forehead. "Do not alarm yourself: stay here and repose; and don't let Sir Isaac out of the room on any account!"
He took off his hat, brushed the nap carefully with his sleeve, replaced it on his head,—not jauntily aside, not like a jeune premier, but with equilateral brims, and in composed fashion, like a pere noble; then, making a sign to Sir Isaac to rest quiet, he passed to the door; there he halted, and turning towards Sophy, and, meeting her wistful eyes, his own eye moistened. "Ah!" he murmured, "Heaven grant I may succeed now, for if I do, then you shall indeed be a little lady!"
He was gone.
Showing with what success Gentleman Waife assumes the pleasing part of friend to the enlightenment of the age and the progress of the people.
On the landing-place, Waife encountered the Irish porter, who, having left the bundle in the drawing-room, was waiting patiently to be paid for his trouble.
The Comedian surveyed the good-humoured shrewd face, on every line of which was writ the golden maxim, "Take things asy." "I beg your pardon, my friend; I had almost forgotten you. Have you been long in this town?"
"Four years, and long life to your honour!"
"Do you know Mr. Hartopp, the Mayor?"
"Is it his worship the Mayor? Sure and it is the Mayor as has made a man o' Mike Callaghan."
The Comedian evinced urbane curiosity to learn the history of that process, and drew forth a grateful tale. Four summers ago Mike had resigned the "first gem of the sea" in order to assist in making hay for a Saxon taskmaster.

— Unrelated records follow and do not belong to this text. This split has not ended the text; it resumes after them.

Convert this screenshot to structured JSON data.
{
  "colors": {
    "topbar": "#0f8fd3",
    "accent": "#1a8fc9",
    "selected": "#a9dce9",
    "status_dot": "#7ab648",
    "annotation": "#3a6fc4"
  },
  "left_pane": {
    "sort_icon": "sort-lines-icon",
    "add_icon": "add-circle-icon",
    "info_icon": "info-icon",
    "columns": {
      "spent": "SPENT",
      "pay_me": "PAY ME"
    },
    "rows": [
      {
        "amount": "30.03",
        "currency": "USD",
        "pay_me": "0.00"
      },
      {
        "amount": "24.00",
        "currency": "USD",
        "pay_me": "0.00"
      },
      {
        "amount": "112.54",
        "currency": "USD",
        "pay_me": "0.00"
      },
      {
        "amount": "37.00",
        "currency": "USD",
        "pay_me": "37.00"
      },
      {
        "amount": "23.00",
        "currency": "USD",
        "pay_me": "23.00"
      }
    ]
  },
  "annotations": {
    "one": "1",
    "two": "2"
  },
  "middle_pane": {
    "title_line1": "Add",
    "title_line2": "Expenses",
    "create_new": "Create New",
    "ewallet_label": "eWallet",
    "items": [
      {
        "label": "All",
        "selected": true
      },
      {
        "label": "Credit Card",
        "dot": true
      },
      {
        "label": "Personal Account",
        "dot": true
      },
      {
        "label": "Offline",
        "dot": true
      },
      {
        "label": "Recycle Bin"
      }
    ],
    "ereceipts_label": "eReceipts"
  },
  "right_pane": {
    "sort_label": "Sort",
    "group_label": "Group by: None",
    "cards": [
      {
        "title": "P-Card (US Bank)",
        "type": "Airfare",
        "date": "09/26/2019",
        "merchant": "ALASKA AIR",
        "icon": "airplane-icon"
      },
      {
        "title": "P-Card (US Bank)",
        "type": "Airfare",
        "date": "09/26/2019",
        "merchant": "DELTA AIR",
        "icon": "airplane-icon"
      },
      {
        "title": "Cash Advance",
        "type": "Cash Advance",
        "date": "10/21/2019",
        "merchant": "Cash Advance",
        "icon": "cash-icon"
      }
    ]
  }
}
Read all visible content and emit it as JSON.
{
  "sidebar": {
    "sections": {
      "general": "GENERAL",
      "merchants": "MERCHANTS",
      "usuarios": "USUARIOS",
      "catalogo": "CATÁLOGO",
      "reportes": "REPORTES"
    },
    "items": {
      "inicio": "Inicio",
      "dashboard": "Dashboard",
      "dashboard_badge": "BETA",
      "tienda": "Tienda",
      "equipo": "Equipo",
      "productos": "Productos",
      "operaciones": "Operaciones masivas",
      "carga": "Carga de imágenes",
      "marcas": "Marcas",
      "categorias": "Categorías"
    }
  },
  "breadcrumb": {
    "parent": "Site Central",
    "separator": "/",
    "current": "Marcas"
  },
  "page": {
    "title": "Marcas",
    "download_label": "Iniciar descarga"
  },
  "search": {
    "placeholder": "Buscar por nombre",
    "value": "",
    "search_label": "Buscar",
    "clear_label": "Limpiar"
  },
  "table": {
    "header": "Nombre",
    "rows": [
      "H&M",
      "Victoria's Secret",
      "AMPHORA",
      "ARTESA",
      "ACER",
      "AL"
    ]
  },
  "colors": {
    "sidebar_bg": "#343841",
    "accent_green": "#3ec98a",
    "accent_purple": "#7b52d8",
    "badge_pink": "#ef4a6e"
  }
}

Mr. Hartopp, who farmed largely, had employed him in that rural occupation. Seized by a malignant fever, Mr. Hartopp had helped him through it, and naturally conceived a liking for the man he helped. Thus, as Mike became convalescent, instead of passing the poor man back to his own country, which at that time gave little employment to the surplus of its agrarian population beyond an occasional shot at a parson,—an employment, though animated, not lucrative, he exercised Mike's returning strength upon a few light jobs in his warehouse; and finally, Mike marrying imprudently the daughter of a Gatesboro' operative, Mr. Hartopp set him up in life as a professional messenger and